Vantage Point (2008) / Thriller-Action
MPAA Rated: PG-13 for violence, disturbing images and language
Running Time: 90 min.
Cast: Dennis Quaid, Forest Whitaker, Matthew Fox, Eduardo Noriega, William Hurt, Ayelet Zurer, Edgar Ramirez, Sigourney Weaver, Said Taghmaoui, Richard T. Jones, Bruce McGill, Zoe Saldana, James LeGros, Alicia Jaziz Zapien
Director: Pete Travis
Screenplay: Barry L. Levy
Review published March 29, 2008
Set in Salamanca, Spain, Vantage Point is a gimmicky, Rashomon-like thriller that gives us several views from different people for the brief period just before and just after the shooting of the US President (Hurt, Mr. Brooks) just before he is to deliver a speech at a peace summit to the crowd there, some of them protesting angrily. Not only is the president shot, but the area is bombed while suspects flee and no one is sure just what's going on in the confusion. After we see each character's perspective, we rewind to see another, getting a little more pieces of the puzzle as to who is behind the events, and why.

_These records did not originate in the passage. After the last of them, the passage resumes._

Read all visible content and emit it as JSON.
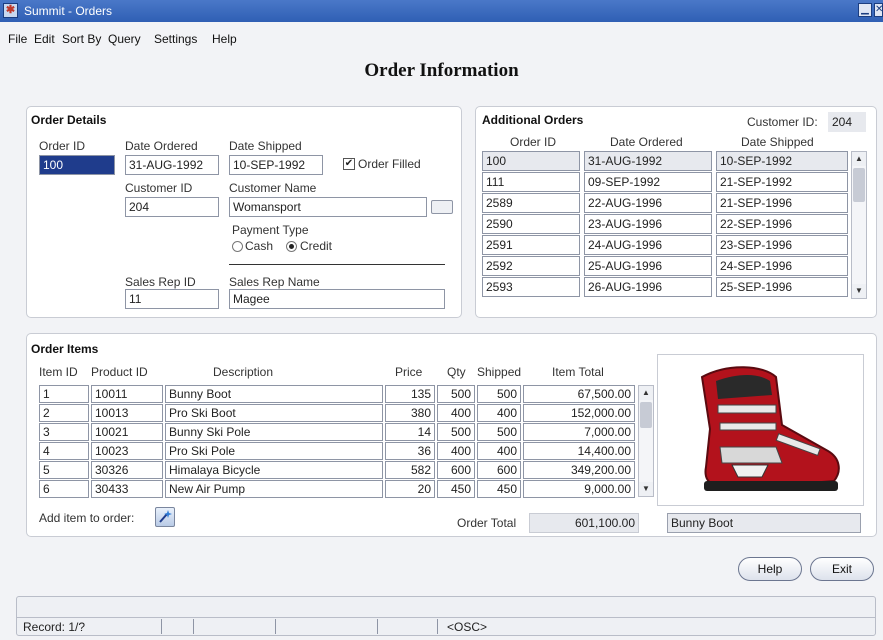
{
  "window": {
    "title": "Summit - Orders"
  },
  "menu": [
    "File",
    "Edit",
    "Sort By",
    "Query",
    "Settings",
    "Help"
  ],
  "form_title": "Order Information",
  "order_details": {
    "title": "Order Details",
    "order_id_label": "Order ID",
    "order_id": "100",
    "date_ordered_label": "Date Ordered",
    "date_ordered": "31-AUG-1992",
    "date_shipped_label": "Date Shipped",
    "date_shipped": "10-SEP-1992",
    "order_filled_label": "Order Filled",
    "order_filled_checked": true,
    "customer_id_label": "Customer ID",
    "customer_id": "204",
    "customer_name_label": "Customer Name",
    "customer_name": "Womansport",
    "payment_type_label": "Payment Type",
    "payment_cash": "Cash",
    "payment_credit": "Credit",
    "payment_selected": "Credit",
    "sales_rep_id_label": "Sales Rep ID",
    "sales_rep_id": "11",
    "sales_rep_name_label": "Sales Rep Name",
    "sales_rep_name": "Magee"
  },
  "additional_orders": {
    "title": "Additional Orders",
    "customer_id_label": "Customer ID:",
    "customer_id": "204",
    "columns": [
      "Order ID",
      "Date Ordered",
      "Date Shipped"
    ],
    "rows": [
      [
        "100",
        "31-AUG-1992",
        "10-SEP-1992"
      ],
      [
        "111",
        "09-SEP-1992",
        "21-SEP-1992"
      ],
      [
        "2589",
        "22-AUG-1996",
        "21-SEP-1996"
      ],
      [
        "2590",
        "23-AUG-1996",
        "22-SEP-1996"
      ],
      [
        "2591",
        "24-AUG-1996",
        "23-SEP-1996"
      ],
      [
        "2592",
        "25-AUG-1996",
        "24-SEP-1996"
      ],
      [
        "2593",
        "26-AUG-1996",
        "25-SEP-1996"
      ]
    ]
  },
  "order_items": {
    "title": "Order Items",
    "columns": [
      "Item ID",
      "Product ID",
      "Description",
      "Price",
      "Qty",
      "Shipped",
      "Item Total"
    ],
    "rows": [
      [
        "1",
        "10011",
        "Bunny Boot",
        "135",
        "500",
        "500",
        "67,500.00"
      ],
      [
        "2",
        "10013",
        "Pro Ski Boot",
        "380",
        "400",
        "400",
        "152,000.00"
      ],
      [
        "3",
        "10021",
        "Bunny Ski Pole",
        "14",
        "500",
        "500",
        "7,000.00"
      ],
      [
        "4",
        "10023",
        "Pro Ski Pole",
        "36",
        "400",
        "400",
        "14,400.00"
      ],
      [
        "5",
        "30326",
        "Himalaya Bicycle",
        "582",
        "600",
        "600",
        "349,200.00"
      ],
      [
        "6",
        "30433",
        "New Air Pump",
        "20",
        "450",
        "450",
        "9,000.00"
      ]
    ],
    "add_item_label": "Add item to order:",
    "order_total_label": "Order Total",
    "order_total": "601,100.00",
    "image_caption": "Bunny Boot"
  },
  "buttons": {
    "help": "Help",
    "exit": "Exit"
  },
  "status": {
    "record": "Record: 1/?",
    "osc": "<OSC>"
  },
  "colors": {
    "titlebar": "#2f5fb4",
    "selection": "#1f3c8c",
    "boot_red": "#b3121c"
  },
  "icons": [
    "app-icon",
    "minimize-icon",
    "close-icon",
    "wizard-icon",
    "scroll-up-icon",
    "scroll-down-icon"
  ]
}
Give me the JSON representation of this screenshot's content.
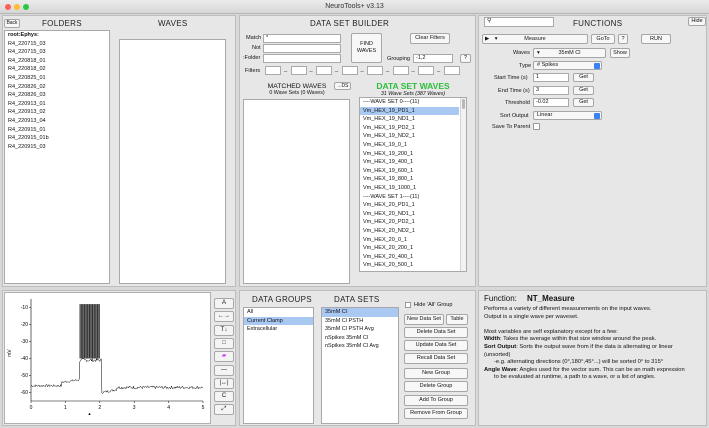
{
  "window": {
    "title": "NeuroTools+ v3.13"
  },
  "colors": {
    "accent": "#2bbf3b",
    "selection": "#a9c8f2"
  },
  "left": {
    "back_label": "Back",
    "folders_title": "FOLDERS",
    "waves_title": "WAVES",
    "root": "root:Ephys:",
    "folders": [
      "R4_220715_03",
      "R4_220715_03",
      "R4_220818_01",
      "R4_220818_02",
      "R4_220825_01",
      "R4_220826_02",
      "R4_220826_03",
      "R4_220913_01",
      "R4_220913_02",
      "R4_220913_04",
      "R4_220915_01",
      "R4_220915_01b",
      "R4_220915_03"
    ]
  },
  "builder": {
    "title": "DATA SET BUILDER",
    "match_label": "Match",
    "match_value": "*",
    "not_label": "Not",
    "folder_label": ":Folder",
    "filters_label": "Filters",
    "find_label": "FIND\nWAVES",
    "clear_label": "Clear Filters",
    "grouping_label": "Grouping",
    "grouping_value": "-1,2",
    "help_label": "?",
    "filter_sep": "_",
    "matched_title": "MATCHED WAVES",
    "matched_count": "0 Wave Sets (0 Waves)",
    "ds_btn": "→DS",
    "dsw_title": "DATA SET WAVES",
    "dsw_count": "31 Wave Sets (387 Waves)",
    "dsw_items": [
      "----WAVE SET 0----(11)",
      "Vm_HEX_19_PD1_1",
      "Vm_HEX_19_ND1_1",
      "Vm_HEX_19_PD2_1",
      "Vm_HEX_19_ND2_1",
      "Vm_HEX_19_0_1",
      "Vm_HEX_19_200_1",
      "Vm_HEX_19_400_1",
      "Vm_HEX_19_600_1",
      "Vm_HEX_19_800_1",
      "Vm_HEX_19_1000_1",
      "----WAVE SET 1----(11)",
      "Vm_HEX_20_PD1_1",
      "Vm_HEX_20_ND1_1",
      "Vm_HEX_20_PD2_1",
      "Vm_HEX_20_ND2_1",
      "Vm_HEX_20_0_1",
      "Vm_HEX_20_200_1",
      "Vm_HEX_20_400_1",
      "Vm_HEX_20_500_1"
    ]
  },
  "functions": {
    "title": "FUNCTIONS",
    "hide_label": "Hide",
    "arrow": "▶",
    "func_value": "Measure",
    "goto_label": "GoTo",
    "help_label": "?",
    "run_label": "RUN",
    "waves_label": "Waves",
    "waves_value": "35mM Cl",
    "show_label": "Show",
    "type_label": "Type",
    "type_value": "# Spikes",
    "start_label": "Start Time (s)",
    "start_value": "1",
    "end_label": "End Time (s)",
    "end_value": "3",
    "threshold_label": "Threshold",
    "threshold_value": "-0.02",
    "get_label": "Get",
    "sort_label": "Sort Output",
    "sort_value": "Linear",
    "save_label": "Save To Parent"
  },
  "plot": {
    "ylabel": "mV",
    "xticks": [
      "0",
      "1",
      "2",
      "3",
      "4",
      "5"
    ],
    "yticks": [
      "-10",
      "-20",
      "-30",
      "-40",
      "-50",
      "-60"
    ],
    "tools": [
      "A",
      "←→",
      "T↓",
      "□",
      "▰",
      "—",
      "|↔|",
      "C",
      "⤢"
    ]
  },
  "groups": {
    "title": "DATA GROUPS",
    "items": [
      "All",
      "Current Clamp",
      "Extracellular"
    ],
    "selected": 1
  },
  "sets": {
    "title": "DATA SETS",
    "items": [
      "35mM Cl",
      "35mM Cl PSTH",
      "35mM Cl PSTH Avg",
      "nSpikes 35mM Cl",
      "nSpikes 35mM Cl Avg"
    ],
    "selected": 0,
    "hide_all": "Hide 'All' Group",
    "new_ds": "New Data Set",
    "table": "Table",
    "delete_ds": "Delete Data Set",
    "update_ds": "Update Data Set",
    "recall_ds": "Recall Data Set",
    "new_group": "New Group",
    "delete_group": "Delete Group",
    "add_group": "Add To Group",
    "remove_group": "Remove From Group"
  },
  "helptext": {
    "label": "Function:",
    "name": "NT_Measure",
    "lines": [
      "Performs a variety of different measurements on the input waves.",
      "Output is a single wave per waveset.",
      "",
      "Most variables are self explanatory except for a few:"
    ],
    "width_key": "Width",
    "width_text": ": Takes the average within that size window around the peak.",
    "sort_key": "Sort Output",
    "sort_text": ": Sorts the output wave from if the data is alternating or linear",
    "sort_text2": "(unsorted)",
    "sort_text3": "-e.g. alternating directions (0°,180°,45°...) will be sorted 0° to 315°",
    "angle_key": "Angle Wave",
    "angle_text": ": Angles used for the vector sum. This can be an math expression",
    "angle_text2": "to be evaluated at runtime, a path to a wave, or a list of angles."
  }
}
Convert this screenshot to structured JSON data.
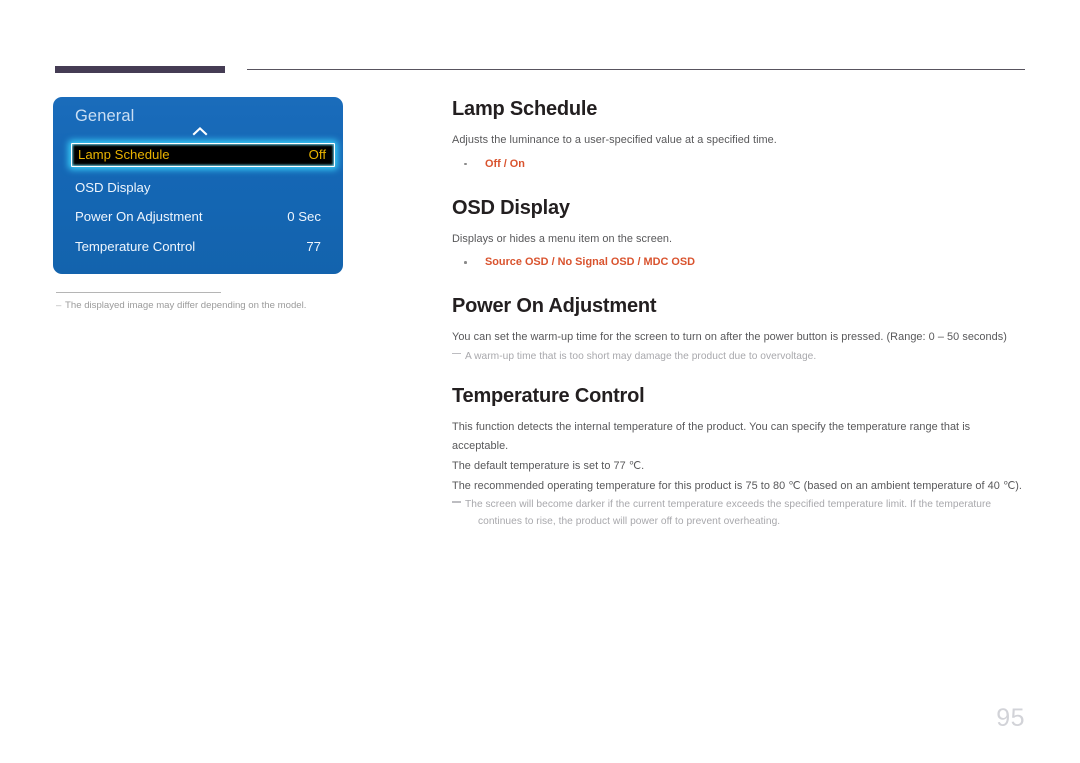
{
  "page": {
    "number": "95"
  },
  "osd": {
    "title": "General",
    "chevron_icon": "chevron-up-icon",
    "rows": [
      {
        "label": "Lamp Schedule",
        "value": "Off",
        "selected": true
      },
      {
        "label": "OSD Display",
        "value": "",
        "selected": false
      },
      {
        "label": "Power On Adjustment",
        "value": "0 Sec",
        "selected": false
      },
      {
        "label": "Temperature Control",
        "value": "77",
        "selected": false
      }
    ],
    "note": "The displayed image may differ depending on the model."
  },
  "sections": [
    {
      "title": "Lamp Schedule",
      "desc": "Adjusts the luminance to a user-specified value at a specified time.",
      "options": "Off / On"
    },
    {
      "title": "OSD Display",
      "desc": "Displays or hides a menu item on the screen.",
      "options": "Source OSD / No Signal OSD / MDC OSD"
    },
    {
      "title": "Power On Adjustment",
      "desc": "You can set the warm-up time for the screen to turn on after the power button is pressed. (Range: 0 – 50 seconds)",
      "note": "A warm-up time that is too short may damage the product due to overvoltage."
    },
    {
      "title": "Temperature Control",
      "desc1": "This function detects the internal temperature of the product. You can specify the temperature range that is acceptable.",
      "desc2": "The default temperature is set to 77 ℃.",
      "desc3": "The recommended operating temperature for this product is 75 to 80 ℃ (based on an ambient temperature of 40 ℃).",
      "note_line1": "The screen will become darker if the current temperature exceeds the specified temperature limit. If the temperature",
      "note_line2": "continues to rise, the product will power off to prevent overheating."
    }
  ],
  "colors": {
    "accent_orange": "#d9532e",
    "osd_blue": "#1567b5",
    "osd_highlight_text": "#e8b200",
    "header_bar": "#453c54"
  }
}
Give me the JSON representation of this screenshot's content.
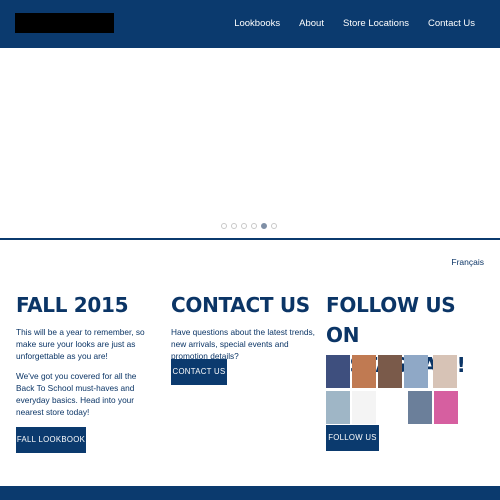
{
  "nav": {
    "items": [
      "Lookbooks",
      "About",
      "Store Locations",
      "Contact Us"
    ]
  },
  "hero": {
    "slides": 6,
    "active_slide": 5
  },
  "language_link": "Français",
  "fall": {
    "title": "FALL 2015",
    "para1": "This will be a year to remember, so make sure your looks are just as unforgettable as you are!",
    "para2": "We've got you covered for all the Back To School must-haves and everyday basics. Head into your nearest store today!",
    "button": "FALL LOOKBOOK"
  },
  "contact": {
    "title": "CONTACT US",
    "para": "Have questions about the latest trends, new arrivals, special events and promotion details?",
    "button": "CONTACT US"
  },
  "instagram": {
    "title_line1": "FOLLOW US ON",
    "title_line2": "INSTAGRAM!",
    "button": "FOLLOW US",
    "tile_colors": [
      "#3e4f7e",
      "#c07a52",
      "#7a5a4a",
      "#8fa8c6",
      "#d7c3b6",
      "#9fb6c6",
      "#f4f4f4",
      "#6b7f9a",
      "#d65fa0"
    ]
  },
  "colors": {
    "brand_navy": "#0b3a6e",
    "text_navy": "#0b3566"
  }
}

How much one can enjoy Vantage Point may largely depend on the patience one has for the fact that over half of the film is essentially the same set of events played out from different perspectives. There is a certain tedium factor if you can guess where the film is going, especially when the contrivances begin to take hold (decoy presidents and characters that always seem to run into one another are just two of the most flagrant). Camera crews always seem to be focusing on things they would never do in real life, such as the secret service men or other banal developments that conveniently figure into the plot later. On the plus side, when the action takes hold, TV director Pete Travis (Omagh, Henry VIII) finds his footing as a director, as there are foot chases and car crashes that actually do manage to generate some moments of electricity.
However, the plot structure, which is the film's biggest selling point, doesn't quite hold up. The implausibility factor stacks higher and higher with each passing flashback, as the script by first-timer Barry Levy has no other point of view except to try to stay one step ahead of the audience until the finish line. Although the titillation factor might be enough for some viewers to think it passable for an action-thriller, especially those that rent it on a kick-back evening, for those who expect more out of a stellar cast, it's hard not to feel a little disappointed.
Vantage Point, with at least one good car chase and a handful of compelling moments, is a close call in terms of a recommendation, but it really depends on what you're expectations are going in. As a political thriller, it's a bit empty, but it does deliver excitement in spurts so long as you're not analyzing it to any degree as the events play out. Unfortunately, the gimmickry just doesn't tantalize enough to cover up the glaring weaknesses, and while I can't say that the film is uninteresting, the possibilities of where the film could have gone play far better in your mind than they do on the screen.
©2008 Vince Leo